Does Applying To College Have To Be So Stressful?

I am thinking of proposing a new psychological diagnosis: CASD, which stands for College Admissions Stress Disorder. I became a college admissions counselor after 20-years of treating teens with anxiety. As a psychologist who specializes in treating anxiety, many high school students are brought to my office by their parents because they “need treatment for anxiety”. It often turns out that these students do not need treatment for anxiety. What they need is a road map to the college admissions process and some rational thinking to counteract the college admissions frenzy.

When you look at the skyrocketing number of college applications and plummeting rates of admissions at “top colleges”, the picture is horrifying. However, those numbers are being blown up by the top 5% of students who are applying to an astronomical number of schools. For example, at LEAP Academy University Charter School in Camden, NJ, students apply to an average of 45 colleges, with one student applying to 70 colleges. But it is important to remember that a student who applies to 45, or 70, schools can only go to one of those schools. In fact, the majority of colleges in this country admit the majority of students who apply.

Many students try to beat the college admissions odds by applying to a scattershot of a huge number of colleges. Using an online college matching tool, they enter their GPA and test scores and receive a list of schools that are a “match”. However, students are more than GPA’s and test scores, and colleges are more than the average GPA’s and test scores of their admitted students. Both students and colleges have personalities. What might be a good match on paper can be a mismatch of personalities.

When I counsel my high school clients, I work to create a list of colleges that will be a good fit for their personality. Like Cinderella’s step-sisters, there is no point in trying to cram your foot into a glass slipper that doesn’t fit. I encourage student and parents to really get to know the schools, and to really think about whether that school will be a good fit. I help my clients to not be seduced by the shiny baubles of “top” schools.

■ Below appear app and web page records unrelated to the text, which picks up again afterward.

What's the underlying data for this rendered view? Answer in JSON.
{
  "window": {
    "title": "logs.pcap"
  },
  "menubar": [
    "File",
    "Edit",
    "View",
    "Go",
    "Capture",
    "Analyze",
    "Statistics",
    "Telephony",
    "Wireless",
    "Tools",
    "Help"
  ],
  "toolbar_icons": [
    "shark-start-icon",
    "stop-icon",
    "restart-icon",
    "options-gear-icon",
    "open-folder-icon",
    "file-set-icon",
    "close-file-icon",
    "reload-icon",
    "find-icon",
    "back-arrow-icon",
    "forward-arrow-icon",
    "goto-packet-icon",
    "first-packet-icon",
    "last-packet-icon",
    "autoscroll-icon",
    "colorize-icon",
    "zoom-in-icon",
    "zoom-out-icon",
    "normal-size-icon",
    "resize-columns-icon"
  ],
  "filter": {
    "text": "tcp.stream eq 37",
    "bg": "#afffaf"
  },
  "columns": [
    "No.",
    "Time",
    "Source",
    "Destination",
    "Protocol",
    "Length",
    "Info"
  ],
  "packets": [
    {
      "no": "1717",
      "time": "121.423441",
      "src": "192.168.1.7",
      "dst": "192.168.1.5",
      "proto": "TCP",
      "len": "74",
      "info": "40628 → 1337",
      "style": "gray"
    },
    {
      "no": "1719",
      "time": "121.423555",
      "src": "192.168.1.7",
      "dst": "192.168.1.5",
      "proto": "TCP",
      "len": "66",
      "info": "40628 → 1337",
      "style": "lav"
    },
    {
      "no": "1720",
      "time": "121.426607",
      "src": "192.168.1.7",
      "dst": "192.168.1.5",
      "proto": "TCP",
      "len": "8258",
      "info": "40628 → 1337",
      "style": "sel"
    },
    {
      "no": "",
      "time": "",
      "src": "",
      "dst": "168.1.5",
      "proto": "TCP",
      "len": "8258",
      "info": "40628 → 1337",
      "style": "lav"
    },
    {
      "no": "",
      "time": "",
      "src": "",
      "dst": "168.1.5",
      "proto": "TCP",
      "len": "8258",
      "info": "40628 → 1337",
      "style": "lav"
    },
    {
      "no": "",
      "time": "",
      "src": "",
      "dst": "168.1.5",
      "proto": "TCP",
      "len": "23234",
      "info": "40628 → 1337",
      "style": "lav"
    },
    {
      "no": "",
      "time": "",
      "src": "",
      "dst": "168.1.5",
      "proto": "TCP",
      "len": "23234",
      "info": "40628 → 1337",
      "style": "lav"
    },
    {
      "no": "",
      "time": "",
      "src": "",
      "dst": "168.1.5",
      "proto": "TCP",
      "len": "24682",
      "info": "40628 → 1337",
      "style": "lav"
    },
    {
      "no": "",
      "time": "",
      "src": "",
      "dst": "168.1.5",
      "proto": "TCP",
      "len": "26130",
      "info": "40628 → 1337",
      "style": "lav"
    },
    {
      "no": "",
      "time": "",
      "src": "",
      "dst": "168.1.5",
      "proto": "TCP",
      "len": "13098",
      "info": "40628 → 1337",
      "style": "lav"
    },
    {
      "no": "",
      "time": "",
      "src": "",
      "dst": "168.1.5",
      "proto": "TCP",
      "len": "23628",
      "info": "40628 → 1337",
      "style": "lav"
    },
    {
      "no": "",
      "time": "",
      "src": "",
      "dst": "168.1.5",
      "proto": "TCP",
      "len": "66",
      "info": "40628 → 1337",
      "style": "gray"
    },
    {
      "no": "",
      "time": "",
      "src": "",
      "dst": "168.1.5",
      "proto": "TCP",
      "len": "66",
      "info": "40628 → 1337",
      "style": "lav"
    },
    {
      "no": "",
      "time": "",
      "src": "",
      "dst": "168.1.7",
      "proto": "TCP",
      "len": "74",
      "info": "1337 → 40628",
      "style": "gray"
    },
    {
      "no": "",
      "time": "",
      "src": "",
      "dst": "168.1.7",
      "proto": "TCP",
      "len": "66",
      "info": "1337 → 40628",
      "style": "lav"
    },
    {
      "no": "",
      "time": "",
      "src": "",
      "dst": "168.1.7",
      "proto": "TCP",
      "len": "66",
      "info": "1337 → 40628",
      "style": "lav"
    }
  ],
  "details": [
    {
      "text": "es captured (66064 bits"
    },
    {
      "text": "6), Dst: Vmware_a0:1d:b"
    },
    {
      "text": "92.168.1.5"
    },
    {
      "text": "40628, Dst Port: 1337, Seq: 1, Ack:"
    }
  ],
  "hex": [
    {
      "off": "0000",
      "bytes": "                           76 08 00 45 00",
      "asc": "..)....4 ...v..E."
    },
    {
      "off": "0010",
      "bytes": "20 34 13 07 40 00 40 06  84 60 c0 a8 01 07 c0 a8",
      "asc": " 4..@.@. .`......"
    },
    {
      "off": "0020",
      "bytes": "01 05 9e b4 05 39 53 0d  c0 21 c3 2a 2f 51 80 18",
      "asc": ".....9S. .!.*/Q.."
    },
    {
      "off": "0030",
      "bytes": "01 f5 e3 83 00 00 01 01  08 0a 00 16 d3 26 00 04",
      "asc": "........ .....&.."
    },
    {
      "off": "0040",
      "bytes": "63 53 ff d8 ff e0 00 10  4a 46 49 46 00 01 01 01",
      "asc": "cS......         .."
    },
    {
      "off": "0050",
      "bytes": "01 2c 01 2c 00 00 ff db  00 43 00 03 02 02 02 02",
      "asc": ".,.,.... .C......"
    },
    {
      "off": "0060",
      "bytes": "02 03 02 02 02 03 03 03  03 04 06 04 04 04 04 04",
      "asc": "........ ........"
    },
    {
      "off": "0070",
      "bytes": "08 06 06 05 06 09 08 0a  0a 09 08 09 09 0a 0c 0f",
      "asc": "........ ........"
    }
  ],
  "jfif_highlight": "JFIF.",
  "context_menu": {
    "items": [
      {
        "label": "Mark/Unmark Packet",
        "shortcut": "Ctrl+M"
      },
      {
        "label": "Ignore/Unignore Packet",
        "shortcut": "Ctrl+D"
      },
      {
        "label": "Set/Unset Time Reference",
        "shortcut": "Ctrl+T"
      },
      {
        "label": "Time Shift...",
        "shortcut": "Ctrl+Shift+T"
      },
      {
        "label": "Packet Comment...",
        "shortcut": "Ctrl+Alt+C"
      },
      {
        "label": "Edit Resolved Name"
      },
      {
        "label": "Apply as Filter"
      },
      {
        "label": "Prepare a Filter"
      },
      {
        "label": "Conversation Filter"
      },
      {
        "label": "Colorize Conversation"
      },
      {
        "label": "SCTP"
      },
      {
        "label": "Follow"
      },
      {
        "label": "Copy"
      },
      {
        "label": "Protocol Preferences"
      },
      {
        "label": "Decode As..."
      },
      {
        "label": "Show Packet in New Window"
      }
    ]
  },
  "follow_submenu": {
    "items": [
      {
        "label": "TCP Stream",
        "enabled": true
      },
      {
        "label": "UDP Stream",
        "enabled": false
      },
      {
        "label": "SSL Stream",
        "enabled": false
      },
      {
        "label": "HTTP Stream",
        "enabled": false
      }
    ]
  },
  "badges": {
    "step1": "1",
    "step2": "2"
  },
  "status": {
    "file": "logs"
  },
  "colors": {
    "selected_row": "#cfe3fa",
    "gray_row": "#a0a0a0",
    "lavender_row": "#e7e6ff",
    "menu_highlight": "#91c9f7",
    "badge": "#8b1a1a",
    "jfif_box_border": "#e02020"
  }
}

In an interview with CNN, former Stanford Dean Julie Lythcott-Haims discusses some of the factors that are contributing to the current stressful college application climate: